Page and application data records:
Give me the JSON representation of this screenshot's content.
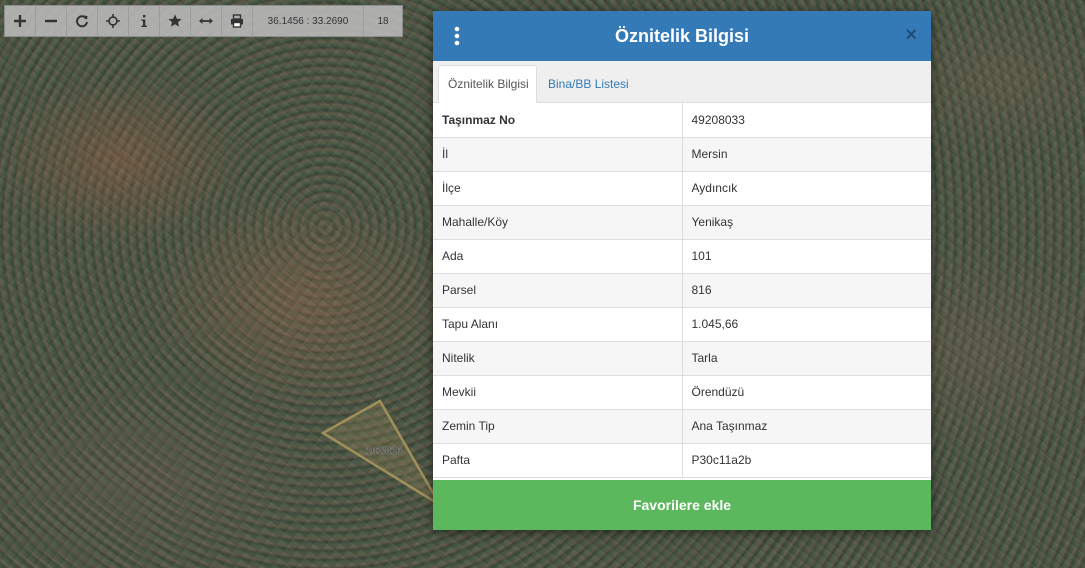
{
  "toolbar": {
    "zoom_in_icon": "plus-icon",
    "zoom_out_icon": "minus-icon",
    "refresh_icon": "refresh-icon",
    "locate_icon": "crosshair-icon",
    "info_icon": "info-icon",
    "favorite_icon": "star-icon",
    "measure_icon": "arrows-horizontal-icon",
    "print_icon": "print-icon",
    "coordinates": "36.1456 : 33.2690",
    "zoom_level": "18"
  },
  "map": {
    "parcel_label": "101/816",
    "parcel_color": "#a08f5a"
  },
  "modal": {
    "title": "Öznitelik Bilgisi",
    "close_label": "×",
    "header_color": "#337ab7",
    "tabs": [
      {
        "label": "Öznitelik Bilgisi",
        "active": true
      },
      {
        "label": "Bina/BB Listesi",
        "active": false
      }
    ],
    "rows": [
      {
        "key": "Taşınmaz No",
        "value": "49208033"
      },
      {
        "key": "İl",
        "value": "Mersin"
      },
      {
        "key": "İlçe",
        "value": "Aydıncık"
      },
      {
        "key": "Mahalle/Köy",
        "value": "Yenikaş"
      },
      {
        "key": "Ada",
        "value": "101"
      },
      {
        "key": "Parsel",
        "value": "816"
      },
      {
        "key": "Tapu Alanı",
        "value": "1.045,66"
      },
      {
        "key": "Nitelik",
        "value": "Tarla"
      },
      {
        "key": "Mevkii",
        "value": "Örendüzü"
      },
      {
        "key": "Zemin Tip",
        "value": "Ana Taşınmaz"
      },
      {
        "key": "Pafta",
        "value": "P30c11a2b"
      }
    ],
    "favorite_button": "Favorilere ekle",
    "favorite_color": "#5cb85c"
  }
}
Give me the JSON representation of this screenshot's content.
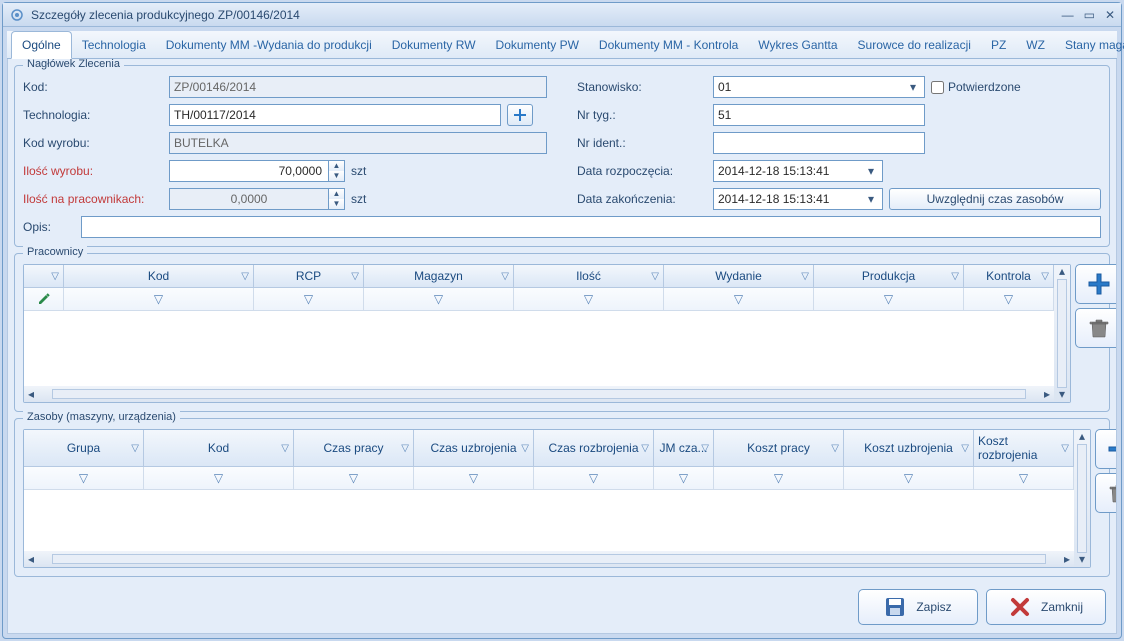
{
  "window": {
    "title": "Szczegóły zlecenia produkcyjnego ZP/00146/2014"
  },
  "tabs": {
    "items": [
      "Ogólne",
      "Technologia",
      "Dokumenty MM -Wydania do produkcji",
      "Dokumenty RW",
      "Dokumenty PW",
      "Dokumenty MM - Kontrola",
      "Wykres Gantta",
      "Surowce do realizacji",
      "PZ",
      "WZ",
      "Stany magazynowe"
    ],
    "active_index": 0
  },
  "header": {
    "legend": "Nagłówek Zlecenia",
    "labels": {
      "kod": "Kod:",
      "technologia": "Technologia:",
      "kod_wyrobu": "Kod wyrobu:",
      "ilosc_wyrobu": "Ilość wyrobu:",
      "ilosc_na_pracownikach": "Ilość na pracownikach:",
      "opis": "Opis:",
      "stanowisko": "Stanowisko:",
      "nr_tyg": "Nr tyg.:",
      "nr_ident": "Nr ident.:",
      "data_rozp": "Data rozpoczęcia:",
      "data_zak": "Data zakończenia:",
      "potwierdzone": "Potwierdzone"
    },
    "values": {
      "kod": "ZP/00146/2014",
      "technologia": "TH/00117/2014",
      "kod_wyrobu": "BUTELKA",
      "ilosc_wyrobu": "70,0000",
      "ilosc_na_pracownikach": "0,0000",
      "opis": "",
      "stanowisko": "01",
      "nr_tyg": "51",
      "nr_ident": "",
      "data_rozp": "2014-12-18 15:13:41",
      "data_zak": "2014-12-18 15:13:41",
      "unit": "szt"
    },
    "buttons": {
      "uwzglednij": "Uwzględnij czas zasobów"
    }
  },
  "grid1": {
    "legend": "Pracownicy",
    "cols": [
      "",
      "Kod",
      "RCP",
      "Magazyn",
      "Ilość",
      "Wydanie",
      "Produkcja",
      "Kontrola"
    ],
    "widths": [
      40,
      190,
      110,
      150,
      150,
      150,
      150,
      90
    ]
  },
  "grid2": {
    "legend": "Zasoby (maszyny, urządzenia)",
    "cols": [
      "Grupa",
      "Kod",
      "Czas pracy",
      "Czas uzbrojenia",
      "Czas rozbrojenia",
      "JM cza...",
      "Koszt pracy",
      "Koszt uzbrojenia",
      "Koszt rozbrojenia"
    ],
    "widths": [
      120,
      150,
      120,
      120,
      120,
      60,
      130,
      130,
      100
    ]
  },
  "footer": {
    "save": "Zapisz",
    "close": "Zamknij"
  }
}
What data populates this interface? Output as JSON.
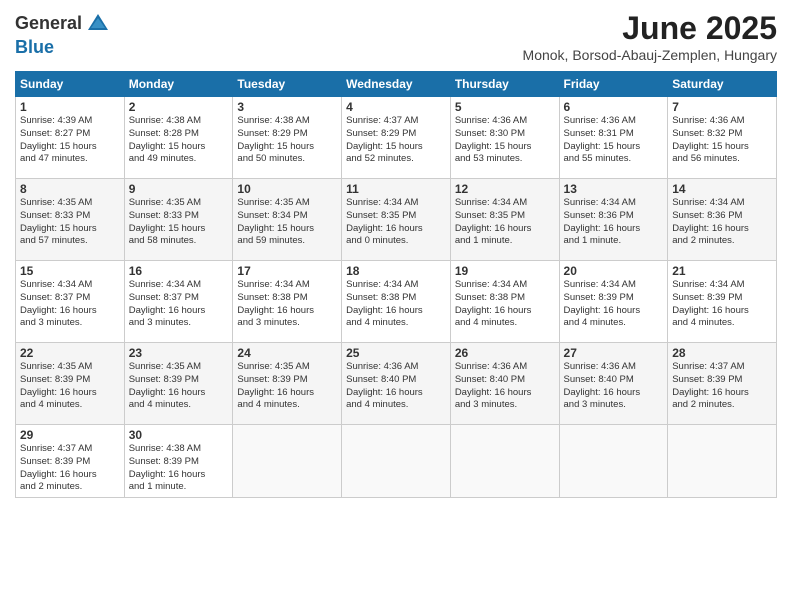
{
  "header": {
    "logo_line1": "General",
    "logo_line2": "Blue",
    "main_title": "June 2025",
    "subtitle": "Monok, Borsod-Abauj-Zemplen, Hungary"
  },
  "weekdays": [
    "Sunday",
    "Monday",
    "Tuesday",
    "Wednesday",
    "Thursday",
    "Friday",
    "Saturday"
  ],
  "weeks": [
    [
      {
        "day": "1",
        "info": "Sunrise: 4:39 AM\nSunset: 8:27 PM\nDaylight: 15 hours\nand 47 minutes."
      },
      {
        "day": "2",
        "info": "Sunrise: 4:38 AM\nSunset: 8:28 PM\nDaylight: 15 hours\nand 49 minutes."
      },
      {
        "day": "3",
        "info": "Sunrise: 4:38 AM\nSunset: 8:29 PM\nDaylight: 15 hours\nand 50 minutes."
      },
      {
        "day": "4",
        "info": "Sunrise: 4:37 AM\nSunset: 8:29 PM\nDaylight: 15 hours\nand 52 minutes."
      },
      {
        "day": "5",
        "info": "Sunrise: 4:36 AM\nSunset: 8:30 PM\nDaylight: 15 hours\nand 53 minutes."
      },
      {
        "day": "6",
        "info": "Sunrise: 4:36 AM\nSunset: 8:31 PM\nDaylight: 15 hours\nand 55 minutes."
      },
      {
        "day": "7",
        "info": "Sunrise: 4:36 AM\nSunset: 8:32 PM\nDaylight: 15 hours\nand 56 minutes."
      }
    ],
    [
      {
        "day": "8",
        "info": "Sunrise: 4:35 AM\nSunset: 8:33 PM\nDaylight: 15 hours\nand 57 minutes."
      },
      {
        "day": "9",
        "info": "Sunrise: 4:35 AM\nSunset: 8:33 PM\nDaylight: 15 hours\nand 58 minutes."
      },
      {
        "day": "10",
        "info": "Sunrise: 4:35 AM\nSunset: 8:34 PM\nDaylight: 15 hours\nand 59 minutes."
      },
      {
        "day": "11",
        "info": "Sunrise: 4:34 AM\nSunset: 8:35 PM\nDaylight: 16 hours\nand 0 minutes."
      },
      {
        "day": "12",
        "info": "Sunrise: 4:34 AM\nSunset: 8:35 PM\nDaylight: 16 hours\nand 1 minute."
      },
      {
        "day": "13",
        "info": "Sunrise: 4:34 AM\nSunset: 8:36 PM\nDaylight: 16 hours\nand 1 minute."
      },
      {
        "day": "14",
        "info": "Sunrise: 4:34 AM\nSunset: 8:36 PM\nDaylight: 16 hours\nand 2 minutes."
      }
    ],
    [
      {
        "day": "15",
        "info": "Sunrise: 4:34 AM\nSunset: 8:37 PM\nDaylight: 16 hours\nand 3 minutes."
      },
      {
        "day": "16",
        "info": "Sunrise: 4:34 AM\nSunset: 8:37 PM\nDaylight: 16 hours\nand 3 minutes."
      },
      {
        "day": "17",
        "info": "Sunrise: 4:34 AM\nSunset: 8:38 PM\nDaylight: 16 hours\nand 3 minutes."
      },
      {
        "day": "18",
        "info": "Sunrise: 4:34 AM\nSunset: 8:38 PM\nDaylight: 16 hours\nand 4 minutes."
      },
      {
        "day": "19",
        "info": "Sunrise: 4:34 AM\nSunset: 8:38 PM\nDaylight: 16 hours\nand 4 minutes."
      },
      {
        "day": "20",
        "info": "Sunrise: 4:34 AM\nSunset: 8:39 PM\nDaylight: 16 hours\nand 4 minutes."
      },
      {
        "day": "21",
        "info": "Sunrise: 4:34 AM\nSunset: 8:39 PM\nDaylight: 16 hours\nand 4 minutes."
      }
    ],
    [
      {
        "day": "22",
        "info": "Sunrise: 4:35 AM\nSunset: 8:39 PM\nDaylight: 16 hours\nand 4 minutes."
      },
      {
        "day": "23",
        "info": "Sunrise: 4:35 AM\nSunset: 8:39 PM\nDaylight: 16 hours\nand 4 minutes."
      },
      {
        "day": "24",
        "info": "Sunrise: 4:35 AM\nSunset: 8:39 PM\nDaylight: 16 hours\nand 4 minutes."
      },
      {
        "day": "25",
        "info": "Sunrise: 4:36 AM\nSunset: 8:40 PM\nDaylight: 16 hours\nand 4 minutes."
      },
      {
        "day": "26",
        "info": "Sunrise: 4:36 AM\nSunset: 8:40 PM\nDaylight: 16 hours\nand 3 minutes."
      },
      {
        "day": "27",
        "info": "Sunrise: 4:36 AM\nSunset: 8:40 PM\nDaylight: 16 hours\nand 3 minutes."
      },
      {
        "day": "28",
        "info": "Sunrise: 4:37 AM\nSunset: 8:39 PM\nDaylight: 16 hours\nand 2 minutes."
      }
    ],
    [
      {
        "day": "29",
        "info": "Sunrise: 4:37 AM\nSunset: 8:39 PM\nDaylight: 16 hours\nand 2 minutes."
      },
      {
        "day": "30",
        "info": "Sunrise: 4:38 AM\nSunset: 8:39 PM\nDaylight: 16 hours\nand 1 minute."
      },
      {
        "day": "",
        "info": ""
      },
      {
        "day": "",
        "info": ""
      },
      {
        "day": "",
        "info": ""
      },
      {
        "day": "",
        "info": ""
      },
      {
        "day": "",
        "info": ""
      }
    ]
  ]
}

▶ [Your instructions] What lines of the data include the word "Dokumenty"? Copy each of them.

▶ [Result]
      "Dokumenty MM -Wydania do produkcji",
      "Dokumenty RW",
      "Dokumenty PW",
      "Dokumenty MM - Kontrola",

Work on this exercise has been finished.